> _Assignment_
Return all the data exactly, keeping the pictures out.

Dataset rows describing interfaces
★ ★ ★ ★ ★ ★ ★

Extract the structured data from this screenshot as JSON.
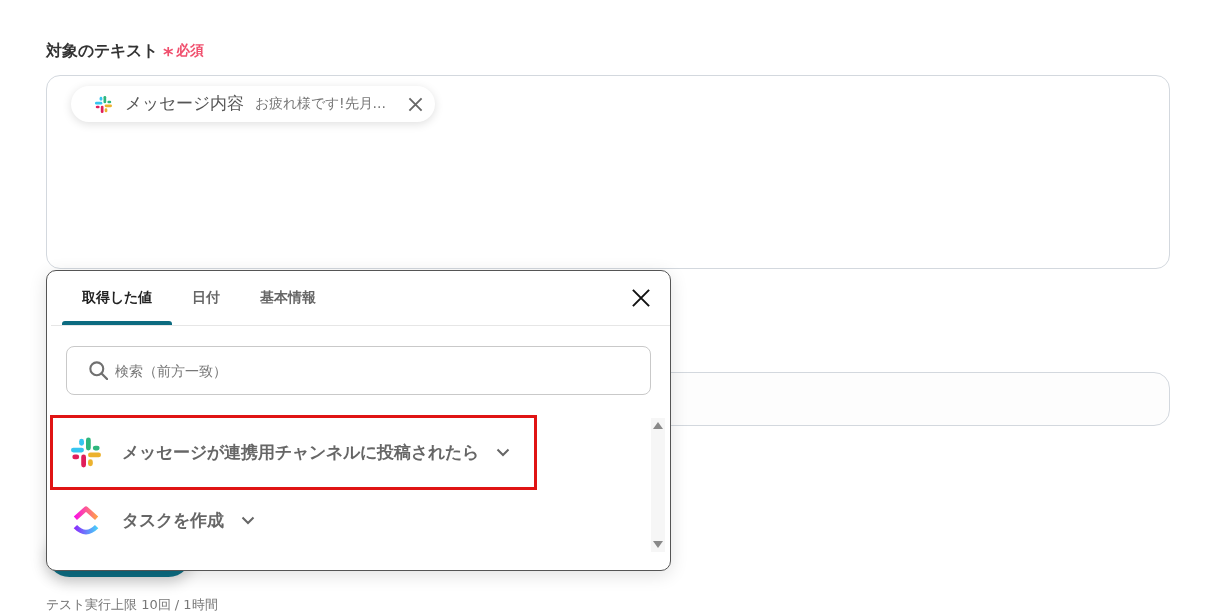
{
  "text_field": {
    "label": "対象のテキスト",
    "required": {
      "mark": "*",
      "label": "必須"
    },
    "chips": [
      {
        "kind": "message",
        "name": "メッセージ内容",
        "value": "お疲れ様です!先月..."
      }
    ]
  },
  "limit_note": "テスト実行上限 10回 / 1時間",
  "picker": {
    "tabs": [
      {
        "label": "取得した値",
        "selected": true
      },
      {
        "label": "日付",
        "selected": false
      },
      {
        "label": "基本情報",
        "selected": false
      }
    ],
    "search": {
      "placeholder": "検索（前方一致）"
    },
    "items": [
      {
        "kind": "message",
        "label": "メッセージが連携用チャンネルに投稿されたら",
        "highlighted": true
      },
      {
        "kind": "task",
        "label": "タスクを作成",
        "highlighted": false
      }
    ]
  }
}
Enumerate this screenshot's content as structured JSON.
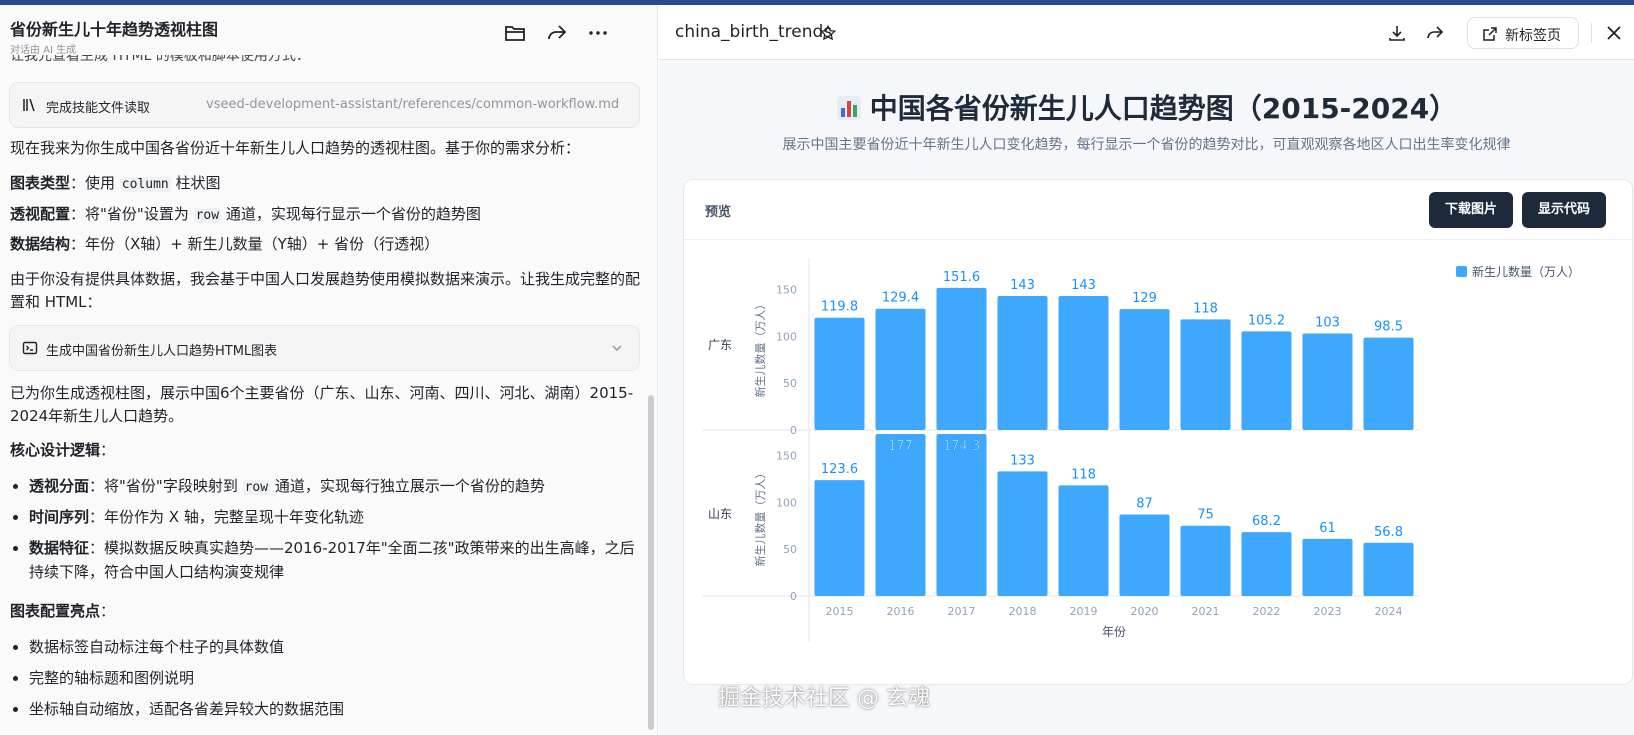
{
  "left_panel": {
    "title": "省份新生儿十年趋势透视柱图",
    "subtitle": "对话由 AI 生成",
    "cut_text": "让我先查看生成 HTML 的模板和脚本使用方式：",
    "skill_box": {
      "label": "完成技能文件读取",
      "path": "vseed-development-assistant/references/common-workflow.md"
    },
    "intro": "现在我来为你生成中国各省份近十年新生儿人口趋势的透视柱图。基于你的需求分析：",
    "req1_label": "图表类型",
    "req1_a": "：使用 ",
    "req1_code": "column",
    "req1_b": " 柱状图",
    "req2_label": "透视配置",
    "req2_a": "：将\"省份\"设置为 ",
    "req2_code": "row",
    "req2_b": " 通道，实现每行显示一个省份的趋势图",
    "req3_label": "数据结构",
    "req3_text": "：年份（X轴）+ 新生儿数量（Y轴）+ 省份（行透视）",
    "mock_note": "由于你没有提供具体数据，我会基于中国人口发展趋势使用模拟数据来演示。让我生成完整的配置和 HTML：",
    "tool_box": {
      "label": "生成中国省份新生儿人口趋势HTML图表"
    },
    "done_text": "已为你生成透视柱图，展示中国6个主要省份（广东、山东、河南、四川、河北、湖南）2015-2024年新生儿人口趋势。",
    "core_title": "核心设计逻辑",
    "colon": "：",
    "b1_label": "透视分面",
    "b1_a": "：将\"省份\"字段映射到 ",
    "b1_code": "row",
    "b1_b": " 通道，实现每行独立展示一个省份的趋势",
    "b2_label": "时间序列",
    "b2_text": "：年份作为 X 轴，完整呈现十年变化轨迹",
    "b3_label": "数据特征",
    "b3_text": "：模拟数据反映真实趋势——2016-2017年\"全面二孩\"政策带来的出生高峰，之后持续下降，符合中国人口结构演变规律",
    "hl_title": "图表配置亮点",
    "h1": "数据标签自动标注每个柱子的具体数值",
    "h2": "完整的轴标题和图例说明",
    "h3": "坐标轴自动缩放，适配各省差异较大的数据范围"
  },
  "right_panel": {
    "file_name": "china_birth_trends",
    "new_tab_label": "新标签页",
    "page_title": "中国各省份新生儿人口趋势图（2015-2024）",
    "page_subtitle": "展示中国主要省份近十年新生儿人口变化趋势，每行显示一个省份的趋势对比，可直观观察各地区人口出生率变化规律",
    "card_label": "预览",
    "download_label": "下载图片",
    "code_label": "显示代码"
  },
  "watermark": "掘金技术社区 @ 玄魂",
  "colors": {
    "bar": "#3ea8ff",
    "label": "#1890ff",
    "accent": "#1e293b"
  },
  "chart_data": {
    "type": "bar",
    "categories": [
      "2015",
      "2016",
      "2017",
      "2018",
      "2019",
      "2020",
      "2021",
      "2022",
      "2023",
      "2024"
    ],
    "series_name": "新生儿数量（万人）",
    "ylabel": "新生儿数量（万人）",
    "xlabel": "年份",
    "legend": "top-right",
    "rows": [
      {
        "name": "广东",
        "values": [
          119.8,
          129.4,
          151.6,
          143,
          143,
          129,
          118,
          105.2,
          103,
          98.5
        ],
        "ylim": [
          0,
          160
        ],
        "ticks": [
          0,
          50,
          100,
          150
        ]
      },
      {
        "name": "山东",
        "values": [
          123.6,
          177,
          174.3,
          133,
          118,
          87,
          75,
          68.2,
          61,
          56.8
        ],
        "ylim": [
          0,
          160
        ],
        "ticks": [
          0,
          50,
          100,
          150
        ]
      }
    ]
  }
}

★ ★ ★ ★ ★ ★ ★

> _Response area_
Extract the structured data from this screenshot as JSON.
{
  "text_field": {
    "label": "対象のテキスト",
    "required": {
      "mark": "*",
      "label": "必須"
    },
    "chips": [
      {
        "kind": "message",
        "name": "メッセージ内容",
        "value": "お疲れ様です!先月..."
      }
    ]
  },
  "limit_note": "テスト実行上限 10回 / 1時間",
  "picker": {
    "tabs": [
      {
        "label": "取得した値",
        "selected": true
      },
      {
        "label": "日付",
        "selected": false
      },
      {
        "label": "基本情報",
        "selected": false
      }
    ],
    "search": {
      "placeholder": "検索（前方一致）"
    },
    "items": [
      {
        "kind": "message",
        "label": "メッセージが連携用チャンネルに投稿されたら",
        "highlighted": true
      },
      {
        "kind": "task",
        "label": "タスクを作成",
        "highlighted": false
      }
    ]
  }
}
Enumerate this screenshot's content as structured JSON.
{
  "left_panel": {
    "title": "省份新生儿十年趋势透视柱图",
    "subtitle": "对话由 AI 生成",
    "cut_text": "让我先查看生成 HTML 的模板和脚本使用方式：",
    "skill_box": {
      "label": "完成技能文件读取",
      "path": "vseed-development-assistant/references/common-workflow.md"
    },
    "intro": "现在我来为你生成中国各省份近十年新生儿人口趋势的透视柱图。基于你的需求分析：",
    "req1_label": "图表类型",
    "req1_a": "：使用 ",
    "req1_code": "column",
    "req1_b": " 柱状图",
    "req2_label": "透视配置",
    "req2_a": "：将\"省份\"设置为 ",
    "req2_code": "row",
    "req2_b": " 通道，实现每行显示一个省份的趋势图",
    "req3_label": "数据结构",
    "req3_text": "：年份（X轴）+ 新生儿数量（Y轴）+ 省份（行透视）",
    "mock_note": "由于你没有提供具体数据，我会基于中国人口发展趋势使用模拟数据来演示。让我生成完整的配置和 HTML：",
    "tool_box": {
      "label": "生成中国省份新生儿人口趋势HTML图表"
    },
    "done_text": "已为你生成透视柱图，展示中国6个主要省份（广东、山东、河南、四川、河北、湖南）2015-2024年新生儿人口趋势。",
    "core_title": "核心设计逻辑",
    "colon": "：",
    "b1_label": "透视分面",
    "b1_a": "：将\"省份\"字段映射到 ",
    "b1_code": "row",
    "b1_b": " 通道，实现每行独立展示一个省份的趋势",
    "b2_label": "时间序列",
    "b2_text": "：年份作为 X 轴，完整呈现十年变化轨迹",
    "b3_label": "数据特征",
    "b3_text": "：模拟数据反映真实趋势——2016-2017年\"全面二孩\"政策带来的出生高峰，之后持续下降，符合中国人口结构演变规律",
    "hl_title": "图表配置亮点",
    "h1": "数据标签自动标注每个柱子的具体数值",
    "h2": "完整的轴标题和图例说明",
    "h3": "坐标轴自动缩放，适配各省差异较大的数据范围"
  },
  "right_panel": {
    "file_name": "china_birth_trends",
    "new_tab_label": "新标签页",
    "page_title": "中国各省份新生儿人口趋势图（2015-2024）",
    "page_subtitle": "展示中国主要省份近十年新生儿人口变化趋势，每行显示一个省份的趋势对比，可直观观察各地区人口出生率变化规律",
    "card_label": "预览",
    "download_label": "下载图片",
    "code_label": "显示代码"
  },
  "watermark": "掘金技术社区 @ 玄魂",
  "colors": {
    "bar": "#3ea8ff",
    "label": "#1890ff",
    "accent": "#1e293b"
  },
  "chart_data": {
    "type": "bar",
    "categories": [
      "2015",
      "2016",
      "2017",
      "2018",
      "2019",
      "2020",
      "2021",
      "2022",
      "2023",
      "2024"
    ],
    "series_name": "新生儿数量（万人）",
    "ylabel": "新生儿数量（万人）",
    "xlabel": "年份",
    "legend": "top-right",
    "rows": [
      {
        "name": "广东",
        "values": [
          119.8,
          129.4,
          151.6,
          143,
          143,
          129,
          118,
          105.2,
          103,
          98.5
        ],
        "ylim": [
          0,
          160
        ],
        "ticks": [
          0,
          50,
          100,
          150
        ]
      },
      {
        "name": "山东",
        "values": [
          123.6,
          177,
          174.3,
          133,
          118,
          87,
          75,
          68.2,
          61,
          56.8
        ],
        "ylim": [
          0,
          160
        ],
        "ticks": [
          0,
          50,
          100,
          150
        ]
      }
    ]
  }
}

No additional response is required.